Is Overwatch's new hero Orisa an omnic or a robot?
Some folks say Overwatch's new hero Orisa is an omnic. Others consider her a robot. Blizzard's called her both. So who's right?
Both omnic and robot are correct terms for Orisa, actually. Overwatch lead writer Michael Chu chimed in on the Blizzard forum to set the record straight. "In Overwatch, omnic and robot are just about as interchangeable as colloquial terms," Chu wrote. "It's the equivalent of Kleenex versus tissue paper."
Sentient robots endowed with free will, omnics often face discrimination in Overwatch's world. Omnics rose up during the Omnic Crisis to attack human cities with militarized robots, and that wound has still not healed. Though generations have passed since the event, omnics are denied rights in much of Overwatch's world. Numbani, however, is one place where humans and omnics live side by side, in peace.
Like both Bastion and Zenyatta, Orisa would likely be called an omnic by everyday people in Overwatch's world, especially given that 11-year-old Numbani inventor Efi Oladele created her from a design originally used during the Omnic Crisis. Orisa's model is based on the OR15 units scavenged from the scraps of Doomfist's Numbani International Airport attack. The OR15 units themselves were created based off designs used during the Crisis that were called OR14s.

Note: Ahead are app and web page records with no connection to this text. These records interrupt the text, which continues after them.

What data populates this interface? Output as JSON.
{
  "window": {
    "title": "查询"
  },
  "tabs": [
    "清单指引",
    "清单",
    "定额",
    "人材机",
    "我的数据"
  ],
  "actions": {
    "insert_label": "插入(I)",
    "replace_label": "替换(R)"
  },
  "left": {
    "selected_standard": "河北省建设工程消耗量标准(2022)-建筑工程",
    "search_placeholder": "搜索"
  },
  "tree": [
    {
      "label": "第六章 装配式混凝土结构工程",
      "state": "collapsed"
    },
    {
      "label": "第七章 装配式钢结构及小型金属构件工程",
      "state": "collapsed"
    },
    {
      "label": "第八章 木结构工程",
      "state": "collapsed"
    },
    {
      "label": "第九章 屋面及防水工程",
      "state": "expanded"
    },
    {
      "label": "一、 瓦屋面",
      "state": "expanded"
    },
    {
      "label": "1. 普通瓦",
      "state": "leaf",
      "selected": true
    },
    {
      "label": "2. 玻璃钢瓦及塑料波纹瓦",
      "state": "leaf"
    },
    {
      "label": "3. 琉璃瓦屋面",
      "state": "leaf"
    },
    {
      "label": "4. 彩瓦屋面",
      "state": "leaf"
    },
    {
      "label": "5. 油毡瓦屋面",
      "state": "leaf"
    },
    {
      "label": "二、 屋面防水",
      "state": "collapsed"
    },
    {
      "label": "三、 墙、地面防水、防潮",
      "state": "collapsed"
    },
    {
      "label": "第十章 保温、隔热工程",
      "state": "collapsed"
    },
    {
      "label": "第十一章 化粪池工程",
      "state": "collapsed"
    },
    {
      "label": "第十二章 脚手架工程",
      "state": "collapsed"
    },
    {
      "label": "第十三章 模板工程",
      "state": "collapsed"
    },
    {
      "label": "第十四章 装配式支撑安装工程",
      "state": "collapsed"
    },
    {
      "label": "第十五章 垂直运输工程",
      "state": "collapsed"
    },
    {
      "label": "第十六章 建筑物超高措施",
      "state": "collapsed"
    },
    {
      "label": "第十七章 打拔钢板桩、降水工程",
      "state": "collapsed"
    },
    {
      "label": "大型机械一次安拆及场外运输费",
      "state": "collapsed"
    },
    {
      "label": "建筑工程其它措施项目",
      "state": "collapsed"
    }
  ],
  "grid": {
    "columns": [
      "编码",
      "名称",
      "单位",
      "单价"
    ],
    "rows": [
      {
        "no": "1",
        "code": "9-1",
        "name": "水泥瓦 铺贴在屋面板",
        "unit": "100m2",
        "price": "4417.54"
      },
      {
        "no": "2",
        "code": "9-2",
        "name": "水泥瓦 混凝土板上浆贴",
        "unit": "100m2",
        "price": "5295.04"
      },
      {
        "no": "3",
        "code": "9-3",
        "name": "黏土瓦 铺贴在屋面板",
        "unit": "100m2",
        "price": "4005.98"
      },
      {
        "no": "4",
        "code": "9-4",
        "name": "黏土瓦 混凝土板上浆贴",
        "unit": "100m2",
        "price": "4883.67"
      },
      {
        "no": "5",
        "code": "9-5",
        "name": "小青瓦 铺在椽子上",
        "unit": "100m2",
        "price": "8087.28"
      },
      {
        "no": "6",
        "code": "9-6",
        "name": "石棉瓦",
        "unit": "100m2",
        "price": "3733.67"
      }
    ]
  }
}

Chu clarified that Orisa is definitely not a drone: She actually has a complex artificial intelligence system installed. It's unclear whether she's as self-aware as Bastion or Zenyatta, given her newness on the Overwatch scene.
"At this point in her career, she's still starting out, so she has a long way to grow as she learns more about herself and the world around her," Chu added. And that's a particularly interesting idea for Overwatch. Orisa has the potential to evolve as the game's lore grows.
A full range of voice lines will expand Orisa's lore when she goes live in Overwatch. "She should also have a number of interactions with other heroes in the future, but due to scheduling and other issues, they might trickle in a bit later," Chu said.